A sweeping pandemic preparedness bill aims to encourage CDC collaboration with the private sector, an effort to break an agency culture that a top Republican has described as so insular that it has helped to test delays and other issues early in the pandemic.

“I think it’s cultural because there’s a struggle to produce anything that’s not internally generated,” the senator said. Richard Burer (RN.C.), a ranking member of the Senate Committee on Health, Education, Labor and Pensions as well as the architect of the Pandemic and All-Hazards Preparedness Act of 2006 and its two reauthorizations, said during a briefing on Thursday.

Burr and HELP chair Patty Murray (D-Wash.) last week released a draft of its latest pandemic bill known as the PREVENT Pandemics Act, which calls for several changes from the Centers for Disease Control and Prevention. It would, among other things, authorize the CDC director to continue activities related to the development of epidemic forecasting and analysis capabilities, “including leveraging the capabilities of public and private entities,” according to a summary of the bill. .

The CDC “does not have a public-private partnership or relationship” historically, Burr said, but he noted that private sector collaborations such as Operation Warp Speed ​​were key to developing Covid-19 vaccines. 19 in record time.

“The bill is heavy on the reform of the CDC. Because to successfully put in place the kind of framework we need for the future, it will take three things: leadership, communication and innovation.

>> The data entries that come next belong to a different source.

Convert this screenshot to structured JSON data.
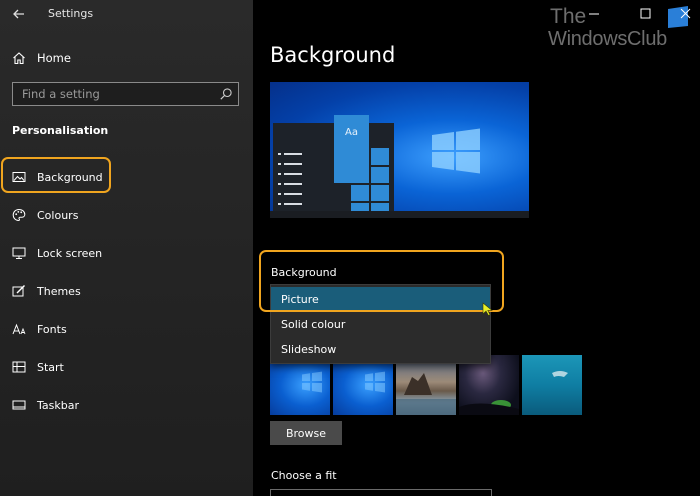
{
  "window": {
    "title": "Settings"
  },
  "watermark": {
    "line1": "The",
    "line2": "WindowsClub"
  },
  "sidebar": {
    "home_label": "Home",
    "search_placeholder": "Find a setting",
    "section_title": "Personalisation",
    "items": [
      {
        "label": "Background",
        "icon": "picture-icon",
        "selected": true
      },
      {
        "label": "Colours",
        "icon": "palette-icon"
      },
      {
        "label": "Lock screen",
        "icon": "lock-screen-icon"
      },
      {
        "label": "Themes",
        "icon": "brush-icon"
      },
      {
        "label": "Fonts",
        "icon": "font-icon"
      },
      {
        "label": "Start",
        "icon": "start-icon"
      },
      {
        "label": "Taskbar",
        "icon": "taskbar-icon"
      }
    ]
  },
  "main": {
    "page_title": "Background",
    "preview": {
      "tile_text": "Aa"
    },
    "background_label": "Background",
    "background_options": [
      {
        "label": "Picture",
        "selected": true
      },
      {
        "label": "Solid colour"
      },
      {
        "label": "Slideshow"
      }
    ],
    "browse_label": "Browse",
    "fit_label": "Choose a fit"
  },
  "colors": {
    "highlight": "#f0a51f",
    "selected_option": "#1a5d7a",
    "windows_blue": "#0a64d6"
  }
}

Leadership not only requires the ability to run an agency, but also to seek the help you need to do so successfully,” he said.

Partnerships

The National Institutes of Health has a number of public-private partnerships, both to fight the pandemic and those formed earlier, like the one created in 2014 with two dozen pharmaceutical companies, US and European regulators and organizations to nonprofit to transform the development of diagnostics and treatments for diseases such as Alzheimer’s disease.

Burr said he wanted to see similar efforts at the CDC.

“When you challenge the private sector” and combine it with government-funded research, “they can accomplish incredible things very quickly,” he said.

Burr and Murray have indicated they are open to other legislative proposals as the bill is finalized, as the President Joe BidenThe proposal to create the Advanced Research Projects Agency for Health (ARPA-H), a new entity to stimulate cutting-edge biomedical discoveries similar to the Advanced Research Projects Agency for Defense.

“Patty and I are committed to getting a bill through committee,” he said. “At the end of the day, he won’t have everything the Republicans want and he won’t have everything the Democrats want. But I think we’re going to be able to maintain a bipartisan approach.”

‘Most important thing’

A key change is that the position of CDC director would require Senate confirmation, which Burr called “the most important thing we’ve done.” He noted that this was not a criticism of CDC Director Rochelle Walensky.

The change would make the agency chief more accountable to Congress. The bill would also require the CDC director to appear annually before the HELP committee and for the agency to develop a strategic plan every four years.

Most of the work on the bill will take place in committee, so major negotiations will take place over the next few weeks in preparation for a committee markup that will prepare the bill for a floor vote.

Burr said he expects the bill to have a robust amendment process as it moves through the committee as well as the Senate.

“Our main focus is how to skate to where the puck is versus where the puck is today. We have to anticipate how to fit into this thought process a new virus, or a new anything that might exist that we see as a threat,” he said.